I’ve had my share of injuries — back issues, plantar fasciitis, a broken pinky, broken ankles… Fortunately, I’ve been able to nurse myself back to health. It’s never easy, oftentimes frustrating, wanting to do something but can’t or can but unable to do it properly.
Injury, surgery, medical conditions (such as a stroke or dementia) and even just aging can affect the way your body moves. When this happens, physical therapy (PT) can help you get to your functional mobility goals — and help you prevent injury.
In the various specialties of the medicine, PT is a big part of recovery after substantial or chronic injuries. Patients need PT to heal properly and hopefully recover with minimal complications.

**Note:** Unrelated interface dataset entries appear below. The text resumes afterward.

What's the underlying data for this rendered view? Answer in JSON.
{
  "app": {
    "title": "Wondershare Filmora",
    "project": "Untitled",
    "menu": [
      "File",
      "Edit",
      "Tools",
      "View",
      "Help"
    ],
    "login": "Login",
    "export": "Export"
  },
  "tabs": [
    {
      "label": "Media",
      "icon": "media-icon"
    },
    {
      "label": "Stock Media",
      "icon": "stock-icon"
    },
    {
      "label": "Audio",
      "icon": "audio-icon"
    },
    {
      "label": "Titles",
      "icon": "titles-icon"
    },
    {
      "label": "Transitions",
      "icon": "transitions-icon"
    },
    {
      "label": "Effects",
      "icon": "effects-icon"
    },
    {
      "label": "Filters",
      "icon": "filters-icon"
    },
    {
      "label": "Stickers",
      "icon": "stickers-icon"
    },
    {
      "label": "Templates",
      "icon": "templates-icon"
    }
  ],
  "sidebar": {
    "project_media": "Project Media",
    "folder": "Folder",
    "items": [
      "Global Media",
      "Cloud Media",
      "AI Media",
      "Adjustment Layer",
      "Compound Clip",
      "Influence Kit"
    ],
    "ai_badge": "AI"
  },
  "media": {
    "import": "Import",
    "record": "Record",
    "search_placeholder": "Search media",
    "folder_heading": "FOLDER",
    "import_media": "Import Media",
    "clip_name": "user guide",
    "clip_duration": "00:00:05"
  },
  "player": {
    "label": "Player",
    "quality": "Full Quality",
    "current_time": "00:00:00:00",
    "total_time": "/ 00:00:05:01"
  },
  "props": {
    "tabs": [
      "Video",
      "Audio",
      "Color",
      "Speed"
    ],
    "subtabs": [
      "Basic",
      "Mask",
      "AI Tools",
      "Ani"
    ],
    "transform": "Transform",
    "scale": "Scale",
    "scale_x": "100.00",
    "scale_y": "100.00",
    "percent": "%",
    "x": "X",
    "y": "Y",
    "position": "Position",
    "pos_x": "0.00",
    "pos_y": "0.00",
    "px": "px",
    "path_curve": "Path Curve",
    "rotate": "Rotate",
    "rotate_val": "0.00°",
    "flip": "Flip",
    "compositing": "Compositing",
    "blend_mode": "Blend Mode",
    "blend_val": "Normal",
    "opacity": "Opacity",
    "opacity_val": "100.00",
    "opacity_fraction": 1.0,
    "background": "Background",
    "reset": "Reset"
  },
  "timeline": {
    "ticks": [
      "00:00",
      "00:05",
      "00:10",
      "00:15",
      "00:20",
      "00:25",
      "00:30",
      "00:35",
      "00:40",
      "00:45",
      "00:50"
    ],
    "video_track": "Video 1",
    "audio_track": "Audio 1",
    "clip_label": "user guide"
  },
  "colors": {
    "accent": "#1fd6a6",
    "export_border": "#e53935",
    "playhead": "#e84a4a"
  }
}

Who can benefit from PT
If injury, illness or age have prevented you from moving your body safely, effectively and without pain, then PT can help you get back on track. Whether you’ve had a stroke or suffer from carpal tunnel syndrome, I can’t stress this enough: go get physical therapy. It’s for anyone who wants to work toward their highest level of function under professional supervision. The lack of supervision is oftentimes what hampers patients on the road to recovery.
What to expect from therapy
PT starts with an evaluation, during which your Rehabilitation Medicine doctor and physical therapist will assess your overall functional mobility. This includes:
• Range of motion and joint
• Pain and neurological function;
• Cardiovascular performance; and
After this evaluation, you, your physical therapist and your physician will work together to come up with your mobility goals and develop a plan for reaching them. This plan will be unique to you and your lifestyle. It may involve both one-on-one appointments in a “gym-like” facility, or a clinical setting like a hospital or outpatient facility and/or exercises you can do at home. PT also teaches you how to safely move your body to prevent injury.
Depending on your goals and abilities, PT can take a variety of forms and commonly involves one or more of the following:
• Working on activities of daily living;
• Balance and gait training;
• Heat and cold therapy and massage;
• Muscle retraining;
• Pain management strategies; and
• Exercises to improve strength,
flexibility, range of motion and mobility.
The lack of supervision is oftentimes what hampers patients on the road to recovery.
Physical, occupational and speech therapy
PT and occupational therapy (OT) often work in tandem with one main difference: PT focuses on improving the movement of the body, whereas OT focuses on improving your ability to perform activities of daily living.
For example, if you sustained an injury to your spine, PT would help you regain the ability to move your spine in all six directions and help eliminate pain. OT would help you resume your daily activities, such as dressing yourself, cooking a meal, driving and any activity that is important to you.
Speech therapy, on the other hand, helps patients (especially stroke patients) with their language and speaking skills, or helps them learn other forms of communication. Speech therapy is appropriate for patients who have little or no problems with cognition or thinking, but have problems understanding speech or written words, or problems forming speech. With time and patience, a stroke survivor should be able to regain some, and sometimes all, language and speaking abilities.
Difference between PT and exercise
PT and exercise go hand-in-hand. But PT is goal-oriented and typically involves improving function in targeted areas of the body. For example, if you tore your rotator cuff and had surgery to repair it, your physical therapist will work with you and your surgeon to create an exercise program that helps improve the movement, strength and function of your rotator cuff. If you enjoy playing golf, your physical therapist will take this into account and can incorporate exercises that activate the muscles you use to swing a golf club.
Your physical therapist may also tell you what your current limitations are. After rotator cuff surgery, you aren’t supposed to lift your arms overhead for at least six weeks. Your physical therapist will measure your improvement and track your progress along the way.
How to decide when it should end
It’s up to you and your physical therapist to decide whether to continue once you’ve reached your functional mobility goals. It can take six to eight weeks for soft tissue to heal, which is why patients are typically advised to do PT for this amount of time after surgery or injury. However, physical therapists are also great counselors and motivators for continuing exercise after injury or surgery to ensure that you’re moving in a way that’s safe for your body to protect it from getting re-injured.
Looking back, I probably would have recovered faster from my injuries if I had done some physical therapy. So, don’t just hit the gym and think you’re going to get back what you lost by yourself — there’s a specialist for that. Go and see one, someone that fits your needs and can work with you while you walk the road to recovery.